### Activity
Reproduce the data, keeping every word exactly as it is.

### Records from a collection
[Start of Attachment]
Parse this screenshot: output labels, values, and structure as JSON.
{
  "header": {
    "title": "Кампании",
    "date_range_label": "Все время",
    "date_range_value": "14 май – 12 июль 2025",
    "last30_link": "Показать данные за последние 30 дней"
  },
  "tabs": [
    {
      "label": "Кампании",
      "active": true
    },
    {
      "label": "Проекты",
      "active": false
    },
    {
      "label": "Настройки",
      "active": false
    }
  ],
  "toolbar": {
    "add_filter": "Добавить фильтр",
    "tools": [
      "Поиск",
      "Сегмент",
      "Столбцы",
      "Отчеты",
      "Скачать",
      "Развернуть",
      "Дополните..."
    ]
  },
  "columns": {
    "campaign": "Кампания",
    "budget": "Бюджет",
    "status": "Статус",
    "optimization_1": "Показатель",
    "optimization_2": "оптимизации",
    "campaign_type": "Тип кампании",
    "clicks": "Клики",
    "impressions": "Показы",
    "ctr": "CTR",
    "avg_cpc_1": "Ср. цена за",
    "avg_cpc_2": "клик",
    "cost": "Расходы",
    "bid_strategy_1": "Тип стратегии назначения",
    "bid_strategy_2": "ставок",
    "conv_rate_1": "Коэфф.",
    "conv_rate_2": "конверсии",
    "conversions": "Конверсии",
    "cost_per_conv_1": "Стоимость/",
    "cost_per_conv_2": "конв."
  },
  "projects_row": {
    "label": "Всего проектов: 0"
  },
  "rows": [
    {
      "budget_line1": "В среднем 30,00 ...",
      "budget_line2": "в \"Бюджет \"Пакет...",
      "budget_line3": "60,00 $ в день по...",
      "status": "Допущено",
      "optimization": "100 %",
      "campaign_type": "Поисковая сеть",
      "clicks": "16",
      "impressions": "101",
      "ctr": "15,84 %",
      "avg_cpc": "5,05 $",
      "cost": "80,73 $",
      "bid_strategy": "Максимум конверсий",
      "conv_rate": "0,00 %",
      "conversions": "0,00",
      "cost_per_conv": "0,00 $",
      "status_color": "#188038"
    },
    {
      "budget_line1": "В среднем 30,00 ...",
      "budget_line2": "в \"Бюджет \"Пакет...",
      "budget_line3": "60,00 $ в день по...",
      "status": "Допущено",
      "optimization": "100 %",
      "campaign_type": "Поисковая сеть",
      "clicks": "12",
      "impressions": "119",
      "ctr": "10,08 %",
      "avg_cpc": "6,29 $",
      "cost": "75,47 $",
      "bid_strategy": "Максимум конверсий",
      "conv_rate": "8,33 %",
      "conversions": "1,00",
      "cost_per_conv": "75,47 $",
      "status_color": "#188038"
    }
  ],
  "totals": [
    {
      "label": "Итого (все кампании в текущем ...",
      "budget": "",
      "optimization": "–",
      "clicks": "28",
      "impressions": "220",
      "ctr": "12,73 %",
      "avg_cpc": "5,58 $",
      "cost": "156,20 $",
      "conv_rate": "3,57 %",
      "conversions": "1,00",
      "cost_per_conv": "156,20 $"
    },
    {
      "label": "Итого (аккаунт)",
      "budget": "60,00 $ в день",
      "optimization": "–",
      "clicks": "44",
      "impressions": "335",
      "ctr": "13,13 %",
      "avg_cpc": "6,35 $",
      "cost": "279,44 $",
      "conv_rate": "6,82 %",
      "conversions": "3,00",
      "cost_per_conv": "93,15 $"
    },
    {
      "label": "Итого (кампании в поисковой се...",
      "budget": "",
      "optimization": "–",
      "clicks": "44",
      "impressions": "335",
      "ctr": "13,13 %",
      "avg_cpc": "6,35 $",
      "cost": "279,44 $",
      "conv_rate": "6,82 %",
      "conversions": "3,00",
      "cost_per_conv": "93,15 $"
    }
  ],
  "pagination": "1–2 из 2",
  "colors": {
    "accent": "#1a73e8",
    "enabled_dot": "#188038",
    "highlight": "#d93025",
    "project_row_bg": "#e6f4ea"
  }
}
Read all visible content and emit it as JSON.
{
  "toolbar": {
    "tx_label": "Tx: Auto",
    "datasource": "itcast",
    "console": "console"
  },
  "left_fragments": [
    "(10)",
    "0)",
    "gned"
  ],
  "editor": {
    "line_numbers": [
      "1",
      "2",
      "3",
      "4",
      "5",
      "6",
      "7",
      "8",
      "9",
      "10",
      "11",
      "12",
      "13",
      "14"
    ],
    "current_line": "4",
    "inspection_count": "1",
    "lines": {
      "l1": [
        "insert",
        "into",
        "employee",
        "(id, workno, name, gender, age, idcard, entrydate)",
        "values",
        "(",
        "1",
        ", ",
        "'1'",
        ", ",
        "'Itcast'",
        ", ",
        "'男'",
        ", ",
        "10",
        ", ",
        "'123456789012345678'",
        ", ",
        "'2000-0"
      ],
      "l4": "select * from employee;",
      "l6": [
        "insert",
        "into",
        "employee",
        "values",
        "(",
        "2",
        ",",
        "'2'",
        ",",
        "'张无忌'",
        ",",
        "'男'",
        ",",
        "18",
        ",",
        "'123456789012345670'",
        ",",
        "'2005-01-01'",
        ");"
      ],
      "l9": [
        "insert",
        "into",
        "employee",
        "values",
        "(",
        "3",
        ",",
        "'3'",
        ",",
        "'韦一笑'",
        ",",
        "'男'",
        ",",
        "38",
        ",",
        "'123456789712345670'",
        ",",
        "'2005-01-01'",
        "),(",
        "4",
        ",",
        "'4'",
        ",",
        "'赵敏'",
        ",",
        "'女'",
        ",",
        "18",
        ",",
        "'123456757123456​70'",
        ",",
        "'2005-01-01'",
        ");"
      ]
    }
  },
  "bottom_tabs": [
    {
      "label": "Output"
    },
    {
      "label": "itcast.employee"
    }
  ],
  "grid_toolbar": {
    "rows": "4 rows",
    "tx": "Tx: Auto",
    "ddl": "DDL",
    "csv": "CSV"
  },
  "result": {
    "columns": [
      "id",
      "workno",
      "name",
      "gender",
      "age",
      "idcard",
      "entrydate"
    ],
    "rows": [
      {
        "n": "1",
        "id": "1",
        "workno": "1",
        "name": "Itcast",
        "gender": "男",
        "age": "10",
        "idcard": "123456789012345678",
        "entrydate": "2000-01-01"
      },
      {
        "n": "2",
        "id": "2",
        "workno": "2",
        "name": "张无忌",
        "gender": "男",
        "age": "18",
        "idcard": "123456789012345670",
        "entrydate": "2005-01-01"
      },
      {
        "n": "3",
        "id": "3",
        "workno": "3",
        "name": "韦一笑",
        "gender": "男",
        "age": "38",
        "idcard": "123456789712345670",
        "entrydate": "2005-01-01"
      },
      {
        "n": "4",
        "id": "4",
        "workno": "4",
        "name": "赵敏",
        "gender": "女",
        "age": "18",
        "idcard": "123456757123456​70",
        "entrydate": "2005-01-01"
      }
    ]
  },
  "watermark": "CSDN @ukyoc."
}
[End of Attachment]
### Written solution
Parse this screenshot: output labels, values, and structure as JSON.
{
  "header": {
    "title": "Кампании",
    "date_range_label": "Все время",
    "date_range_value": "14 май – 12 июль 2025",
    "last30_link": "Показать данные за последние 30 дней"
  },
  "tabs": [
    {
      "label": "Кампании",
      "active": true
    },
    {
      "label": "Проекты",
      "active": false
    },
    {
      "label": "Настройки",
      "active": false
    }
  ],
  "toolbar": {
    "add_filter": "Добавить фильтр",
    "tools": [
      "Поиск",
      "Сегмент",
      "Столбцы",
      "Отчеты",
      "Скачать",
      "Развернуть",
      "Дополните..."
    ]
  },
  "columns": {
    "campaign": "Кампания",
    "budget": "Бюджет",
    "status": "Статус",
    "optimization_1": "Показатель",
    "optimization_2": "оптимизации",
    "campaign_type": "Тип кампании",
    "clicks": "Клики",
    "impressions": "Показы",
    "ctr": "CTR",
    "avg_cpc_1": "Ср. цена за",
    "avg_cpc_2": "клик",
    "cost": "Расходы",
    "bid_strategy_1": "Тип стратегии назначения",
    "bid_strategy_2": "ставок",
    "conv_rate_1": "Коэфф.",
    "conv_rate_2": "конверсии",
    "conversions": "Конверсии",
    "cost_per_conv_1": "Стоимость/",
    "cost_per_conv_2": "конв."
  },
  "projects_row": {
    "label": "Всего проектов: 0"
  },
  "rows": [
    {
      "budget_line1": "В среднем 30,00 ...",
      "budget_line2": "в \"Бюджет \"Пакет...",
      "budget_line3": "60,00 $ в день по...",
      "status": "Допущено",
      "optimization": "100 %",
      "campaign_type": "Поисковая сеть",
      "clicks": "16",
      "impressions": "101",
      "ctr": "15,84 %",
      "avg_cpc": "5,05 $",
      "cost": "80,73 $",
      "bid_strategy": "Максимум конверсий",
      "conv_rate": "0,00 %",
      "conversions": "0,00",
      "cost_per_conv": "0,00 $",
      "status_color": "#188038"
    },
    {
      "budget_line1": "В среднем 30,00 ...",
      "budget_line2": "в \"Бюджет \"Пакет...",
      "budget_line3": "60,00 $ в день по...",
      "status": "Допущено",
      "optimization": "100 %",
      "campaign_type": "Поисковая сеть",
      "clicks": "12",
      "impressions": "119",
      "ctr": "10,08 %",
      "avg_cpc": "6,29 $",
      "cost": "75,47 $",
      "bid_strategy": "Максимум конверсий",
      "conv_rate": "8,33 %",
      "conversions": "1,00",
      "cost_per_conv": "75,47 $",
      "status_color": "#188038"
    }
  ],
  "totals": [
    {
      "label": "Итого (все кампании в текущем ...",
      "budget": "",
      "optimization": "–",
      "clicks": "28",
      "impressions": "220",
      "ctr": "12,73 %",
      "avg_cpc": "5,58 $",
      "cost": "156,20 $",
      "conv_rate": "3,57 %",
      "conversions": "1,00",
      "cost_per_conv": "156,20 $"
    },
    {
      "label": "Итого (аккаунт)",
      "budget": "60,00 $ в день",
      "optimization": "–",
      "clicks": "44",
      "impressions": "335",
      "ctr": "13,13 %",
      "avg_cpc": "6,35 $",
      "cost": "279,44 $",
      "conv_rate": "6,82 %",
      "conversions": "3,00",
      "cost_per_conv": "93,15 $"
    },
    {
      "label": "Итого (кампании в поисковой се...",
      "budget": "",
      "optimization": "–",
      "clicks": "44",
      "impressions": "335",
      "ctr": "13,13 %",
      "avg_cpc": "6,35 $",
      "cost": "279,44 $",
      "conv_rate": "6,82 %",
      "conversions": "3,00",
      "cost_per_conv": "93,15 $"
    }
  ],
  "pagination": "1–2 из 2",
  "colors": {
    "accent": "#1a73e8",
    "enabled_dot": "#188038",
    "highlight": "#d93025",
    "project_row_bg": "#e6f4ea"
  }
}
Read all visible content and emit it as JSON.
{
  "toolbar": {
    "tx_label": "Tx: Auto",
    "datasource": "itcast",
    "console": "console"
  },
  "left_fragments": [
    "(10)",
    "0)",
    "gned"
  ],
  "editor": {
    "line_numbers": [
      "1",
      "2",
      "3",
      "4",
      "5",
      "6",
      "7",
      "8",
      "9",
      "10",
      "11",
      "12",
      "13",
      "14"
    ],
    "current_line": "4",
    "inspection_count": "1",
    "lines": {
      "l1": [
        "insert",
        "into",
        "employee",
        "(id, workno, name, gender, age, idcard, entrydate)",
        "values",
        "(",
        "1",
        ", ",
        "'1'",
        ", ",
        "'Itcast'",
        ", ",
        "'男'",
        ", ",
        "10",
        ", ",
        "'123456789012345678'",
        ", ",
        "'2000-0"
      ],
      "l4": "select * from employee;",
      "l6": [
        "insert",
        "into",
        "employee",
        "values",
        "(",
        "2",
        ",",
        "'2'",
        ",",
        "'张无忌'",
        ",",
        "'男'",
        ",",
        "18",
        ",",
        "'123456789012345670'",
        ",",
        "'2005-01-01'",
        ");"
      ],
      "l9": [
        "insert",
        "into",
        "employee",
        "values",
        "(",
        "3",
        ",",
        "'3'",
        ",",
        "'韦一笑'",
        ",",
        "'男'",
        ",",
        "38",
        ",",
        "'123456789712345670'",
        ",",
        "'2005-01-01'",
        "),(",
        "4",
        ",",
        "'4'",
        ",",
        "'赵敏'",
        ",",
        "'女'",
        ",",
        "18",
        ",",
        "'123456757123456​70'",
        ",",
        "'2005-01-01'",
        ");"
      ]
    }
  },
  "bottom_tabs": [
    {
      "label": "Output"
    },
    {
      "label": "itcast.employee"
    }
  ],
  "grid_toolbar": {
    "rows": "4 rows",
    "tx": "Tx: Auto",
    "ddl": "DDL",
    "csv": "CSV"
  },
  "result": {
    "columns": [
      "id",
      "workno",
      "name",
      "gender",
      "age",
      "idcard",
      "entrydate"
    ],
    "rows": [
      {
        "n": "1",
        "id": "1",
        "workno": "1",
        "name": "Itcast",
        "gender": "男",
        "age": "10",
        "idcard": "123456789012345678",
        "entrydate": "2000-01-01"
      },
      {
        "n": "2",
        "id": "2",
        "workno": "2",
        "name": "张无忌",
        "gender": "男",
        "age": "18",
        "idcard": "123456789012345670",
        "entrydate": "2005-01-01"
      },
      {
        "n": "3",
        "id": "3",
        "workno": "3",
        "name": "韦一笑",
        "gender": "男",
        "age": "38",
        "idcard": "123456789712345670",
        "entrydate": "2005-01-01"
      },
      {
        "n": "4",
        "id": "4",
        "workno": "4",
        "name": "赵敏",
        "gender": "女",
        "age": "18",
        "idcard": "123456757123456​70",
        "entrydate": "2005-01-01"
      }
    ]
  },
  "watermark": "CSDN @ukyoc."
}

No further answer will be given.